This year’s grass and wholecrop silages generally have the potential to support good intakes and levels of production but will require regular analysis and careful supplementation if the full benefits are to be realised according to Trouw Nutrition GB.
Announcing the results from the UK’s largest dataset of silage analyses, Dr Liz Homer says the Trouw Nutrition laboratory is the biggest silage testing facility in the UK, operating to strict quality control protocols and with regular proficiency testing of technicians.
“Grass silage results reflect the weather patterns experienced this year,” she explains. “Farmers who managed to get on early and had little disruption from weather by timing it right through good planning and a bit of luck had excellent first cuts. Later first cuts have slightly higher NDF and lignin but lower CP and are generally drier crops. “Although the averages don’t look too different, quality is much more variable in later first cuts.”
On average first cut silages this year are well fermented with a dry matter close to the optimum at 36.5%. Headline numbers for feed value are good at 11.3MJ/kgDM, with low NDF but silages are generally low in crude protein, averaging 14.3%.
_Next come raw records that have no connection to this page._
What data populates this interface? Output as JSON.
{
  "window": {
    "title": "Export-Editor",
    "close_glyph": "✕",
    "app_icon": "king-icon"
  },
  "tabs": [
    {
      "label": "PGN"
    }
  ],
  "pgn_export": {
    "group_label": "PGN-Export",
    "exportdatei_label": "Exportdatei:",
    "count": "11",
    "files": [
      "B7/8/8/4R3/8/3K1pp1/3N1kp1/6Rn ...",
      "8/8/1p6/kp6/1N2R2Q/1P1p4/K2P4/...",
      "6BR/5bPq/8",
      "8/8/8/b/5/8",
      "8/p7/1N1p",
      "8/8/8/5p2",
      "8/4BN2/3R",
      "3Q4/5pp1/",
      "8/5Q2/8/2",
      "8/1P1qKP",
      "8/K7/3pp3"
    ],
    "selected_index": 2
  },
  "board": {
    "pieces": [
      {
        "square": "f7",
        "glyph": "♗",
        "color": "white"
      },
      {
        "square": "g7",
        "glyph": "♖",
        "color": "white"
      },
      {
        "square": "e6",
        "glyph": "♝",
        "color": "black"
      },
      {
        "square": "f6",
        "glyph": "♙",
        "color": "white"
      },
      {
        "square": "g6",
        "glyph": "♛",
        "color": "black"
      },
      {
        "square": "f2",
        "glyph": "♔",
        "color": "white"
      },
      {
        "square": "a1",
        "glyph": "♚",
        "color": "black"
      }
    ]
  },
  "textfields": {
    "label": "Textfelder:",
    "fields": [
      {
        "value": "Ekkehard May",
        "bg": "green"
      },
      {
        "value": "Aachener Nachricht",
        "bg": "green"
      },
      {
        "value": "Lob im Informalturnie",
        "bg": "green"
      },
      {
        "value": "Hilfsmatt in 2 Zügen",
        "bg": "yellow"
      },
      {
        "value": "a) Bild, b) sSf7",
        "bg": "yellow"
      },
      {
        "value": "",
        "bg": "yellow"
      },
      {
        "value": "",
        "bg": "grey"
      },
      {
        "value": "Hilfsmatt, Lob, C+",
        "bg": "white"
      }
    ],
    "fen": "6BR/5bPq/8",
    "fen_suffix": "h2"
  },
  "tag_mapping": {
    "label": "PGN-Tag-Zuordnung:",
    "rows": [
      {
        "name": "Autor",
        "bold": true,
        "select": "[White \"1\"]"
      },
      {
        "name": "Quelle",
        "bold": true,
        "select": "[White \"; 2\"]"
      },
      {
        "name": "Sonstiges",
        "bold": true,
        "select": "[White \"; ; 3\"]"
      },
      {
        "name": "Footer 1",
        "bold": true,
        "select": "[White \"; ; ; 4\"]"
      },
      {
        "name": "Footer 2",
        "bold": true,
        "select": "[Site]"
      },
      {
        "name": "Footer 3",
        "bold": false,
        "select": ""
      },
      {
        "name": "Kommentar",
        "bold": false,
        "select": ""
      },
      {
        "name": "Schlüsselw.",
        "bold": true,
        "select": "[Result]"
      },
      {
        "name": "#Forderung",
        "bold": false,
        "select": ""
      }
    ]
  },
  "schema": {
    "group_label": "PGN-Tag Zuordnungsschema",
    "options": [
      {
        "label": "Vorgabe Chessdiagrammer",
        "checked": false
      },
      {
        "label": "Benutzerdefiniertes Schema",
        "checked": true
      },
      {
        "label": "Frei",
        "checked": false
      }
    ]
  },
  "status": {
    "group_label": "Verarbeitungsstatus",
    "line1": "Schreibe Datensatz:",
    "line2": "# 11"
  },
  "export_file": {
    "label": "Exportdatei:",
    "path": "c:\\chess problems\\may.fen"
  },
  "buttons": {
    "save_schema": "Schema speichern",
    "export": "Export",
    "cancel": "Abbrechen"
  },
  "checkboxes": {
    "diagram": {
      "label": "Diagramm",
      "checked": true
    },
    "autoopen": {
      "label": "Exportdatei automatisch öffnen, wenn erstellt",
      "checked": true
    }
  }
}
She says second cuts also have the potential to feed well although both NDF and lignin are generally higher. To date a relatively small number of third cuts have been analysed, presumably of those who were able to take an early first cut, but again the headline analysis is encouraging.
For wholecrop, she says that dry matter is similar to previous years. While ME levels are typical for wholecrops, the starch content in these early crops is slightly lower which will affect how they will feed.
Dr Homer stresses that care will be needed when formulating diets this winter if the most value is to be realised from silages. She urges farmers to make sure the analysis being used reflects the silage currently being fed and advises regular analysis.
“Silage quality can change significantly as you move through a clamp affected by such things as the type of sward cut, the weather on the day it was harvested and how well it was consolidated so we would advise having an analysis at least monthly. With results available typically on the same day that the sample is received at the lab, diets can be quickly checked and fine tuned as required.
“It is then important to make sure that diets are calculated on the most accurate parameters. Most analyses don’t go much further than metabolisable energy (ME) and crude protein but do not indicate how a feed will perform in the rumen and the type of supplementary feeds which will be required to best balance the diet.”
Dr Homer explains that cows do not produce milk from silage, but from the products of digestion when feeds are fermented in the rumen or pass through to the gastro-intestinal tract. New parameters are now available describing how feeds will perform when eaten, what the rumen bugs require and also how much bypass energy and protein is needed to balance the overall diet.
“Unless the rumen is balanced in nutrient terms, but also in terms of rate of fermentation cows will not perform as expected,” she continues. “Basing diets on a regular analysis which includes the details to understand exactly how silages will perform in the diet it will be possible to formulate rations for more cost-effective performance,” Dr Homer advises.